In this talk I will present work related to two trends in NLP: ever larger models and the use of self-attention in modern models. Increased model size can improve accuracy but not all inputs benefit equally from higher capacity models. Moreover, current models perform the same amount of computation regardless of whether processing the sample is easy or hard. To address this, I will present the idea of adaptive-depth sequence models which dynamically adjust the number of layers used to process an input example. This applies the full model when appropriate and reduces the model size otherwise. Next, I will talk about self-attention which is regarded as an important factor to the good performance of modern models. To better understand the role of self-attention, I will present a simple type of convolution which can outperform self-attention on a range of NLP tasks. This enables more efficient models and shows that self-attention is not as important as commonly believed in achieving good performance.
Michael Auli is a research scientist at Facebook AI Research in Menlo Park. During his PhD he worked on CCG parsing at the University of Edinburgh where he was advised by Adam Lopez and Philipp Koehn.
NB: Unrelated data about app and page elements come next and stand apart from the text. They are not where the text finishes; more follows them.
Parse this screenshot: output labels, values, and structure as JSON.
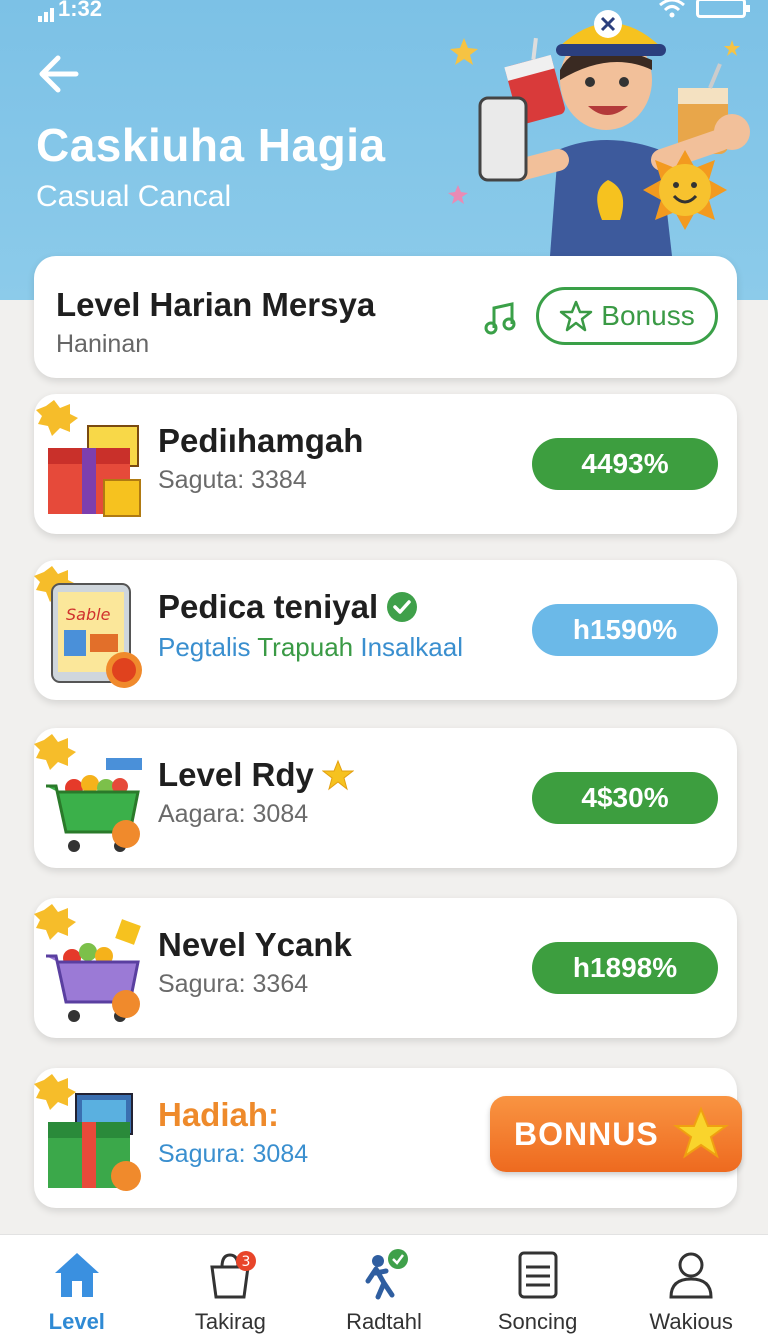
{
  "status_bar": {
    "time": "1:32"
  },
  "header": {
    "title": "Caskiuha Hagia",
    "subtitle": "Casual Cancal"
  },
  "top_card": {
    "title": "Level Harian Mersya",
    "subtitle": "Haninan",
    "bonus_label": "Bonuss"
  },
  "items": [
    {
      "name": "Pediıhamgah",
      "meta": "Saguta: 3384",
      "percent": "4493%",
      "pill_color": "green"
    },
    {
      "name": "Pedica teniyal",
      "meta_blue": "Pegtalis",
      "meta_green": "Trapuah",
      "meta_blue2": "Insalkaal",
      "percent": "h1590%",
      "pill_color": "blue"
    },
    {
      "name": "Level Rdy",
      "meta": "Aagara: 3084",
      "percent": "4$30%",
      "pill_color": "green"
    },
    {
      "name": "Nevel Ycank",
      "meta": "Sagura: 3364",
      "percent": "h1898%",
      "pill_color": "green"
    },
    {
      "name": "Hadiah:",
      "meta": "Sagura: 3084",
      "button": "BONNUS"
    }
  ],
  "nav": [
    {
      "label": "Level",
      "icon": "home-icon",
      "active": true
    },
    {
      "label": "Takirag",
      "icon": "bag-icon",
      "badge": "3"
    },
    {
      "label": "Radtahl",
      "icon": "runner-icon"
    },
    {
      "label": "Soncing",
      "icon": "list-icon"
    },
    {
      "label": "Wakious",
      "icon": "user-icon"
    }
  ],
  "colors": {
    "header_bg": "#7cc1e6",
    "green": "#3d9e3f",
    "blue": "#6bb9e8",
    "orange": "#ee8a2b",
    "nav_active": "#2f8ad4"
  }
}
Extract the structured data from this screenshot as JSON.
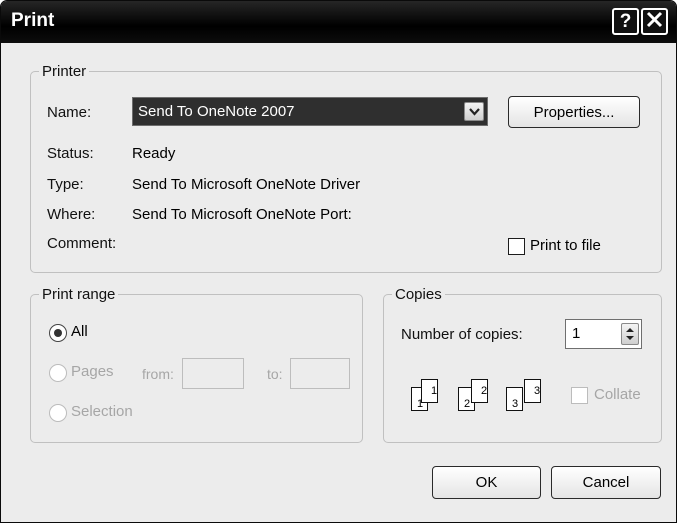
{
  "title": "Print",
  "title_buttons": {
    "help": "?",
    "close": "X"
  },
  "printer_group": {
    "legend": "Printer",
    "name_label": "Name:",
    "selected_printer": "Send To OneNote 2007",
    "properties_button": "Properties...",
    "status_label": "Status:",
    "status_value": "Ready",
    "type_label": "Type:",
    "type_value": "Send To Microsoft OneNote Driver",
    "where_label": "Where:",
    "where_value": "Send To Microsoft OneNote Port:",
    "comment_label": "Comment:",
    "print_to_file_label": "Print to file",
    "print_to_file_checked": false
  },
  "print_range": {
    "legend": "Print range",
    "all_label": "All",
    "pages_label": "Pages",
    "from_label": "from:",
    "to_label": "to:",
    "selection_label": "Selection",
    "selected": "All"
  },
  "copies": {
    "legend": "Copies",
    "number_label": "Number of copies:",
    "number_value": "1",
    "collate_label": "Collate",
    "collate_checked": false,
    "collate_icon_pages": [
      "1",
      "1",
      "2",
      "2",
      "3",
      "3"
    ]
  },
  "footer": {
    "ok_button": "OK",
    "cancel_button": "Cancel"
  },
  "colors": {
    "titlebar": "#000000",
    "dialog_bg": "#ececec",
    "select_bg": "#2f2f2f"
  }
}
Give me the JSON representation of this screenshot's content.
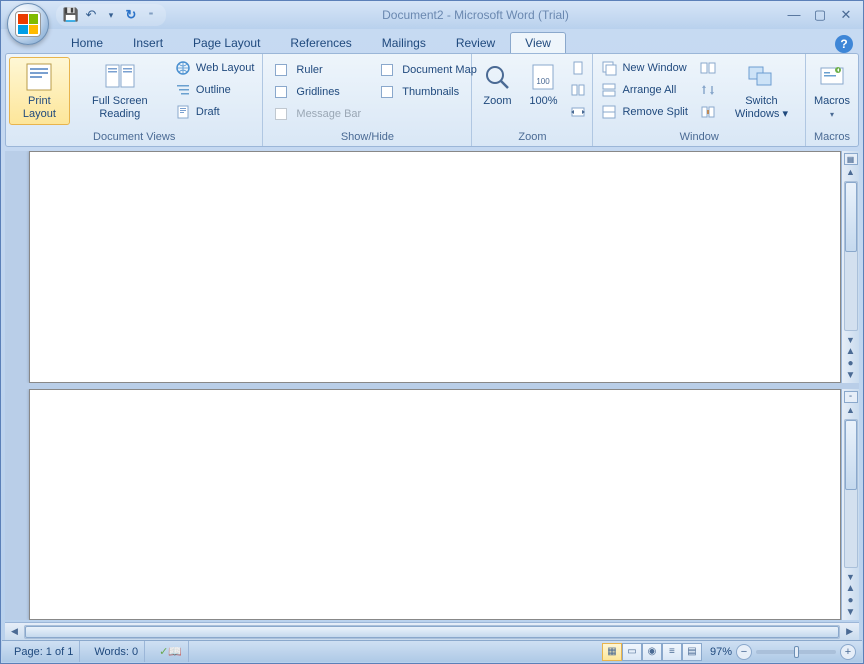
{
  "title": "Document2 - Microsoft Word (Trial)",
  "qat": {
    "save": "💾",
    "undo": "↶",
    "redo": "↻",
    "dd": "▾",
    "more": "⁼"
  },
  "tabs": [
    "Home",
    "Insert",
    "Page Layout",
    "References",
    "Mailings",
    "Review",
    "View"
  ],
  "active_tab": 6,
  "ribbon": {
    "group1": {
      "label": "Document Views",
      "print_layout": "Print Layout",
      "full_screen": "Full Screen Reading",
      "web_layout": "Web Layout",
      "outline": "Outline",
      "draft": "Draft"
    },
    "group2": {
      "label": "Show/Hide",
      "ruler": "Ruler",
      "gridlines": "Gridlines",
      "message_bar": "Message Bar",
      "document_map": "Document Map",
      "thumbnails": "Thumbnails"
    },
    "group3": {
      "label": "Zoom",
      "zoom": "Zoom",
      "hundred": "100%"
    },
    "group4": {
      "label": "Window",
      "new_window": "New Window",
      "arrange_all": "Arrange All",
      "remove_split": "Remove Split",
      "switch": "Switch Windows ▾"
    },
    "group5": {
      "label": "Macros",
      "macros": "Macros"
    }
  },
  "status": {
    "page": "Page: 1 of 1",
    "words": "Words: 0",
    "zoom_pct": "97%"
  }
}
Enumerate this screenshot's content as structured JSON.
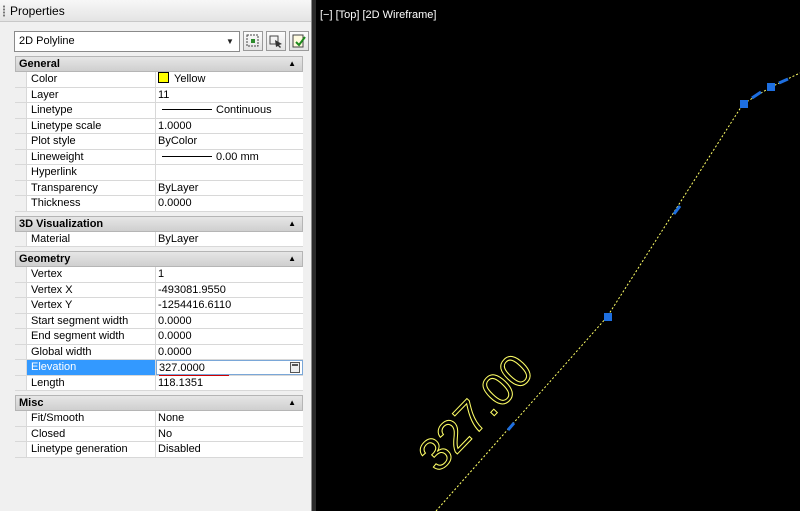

While at Microsoft Research, he did some of the early work on neural machine translation and neural dialogue models. After this, he led the team which developed convolutional sequence to sequence models. Currently, Michael works on semi-supervised and self-supervised learning applied to natural language processing and speech recognition. His team ranked first in the WMT news translation task for the past two years in the most competitive language direction. http://michaelauli.github.io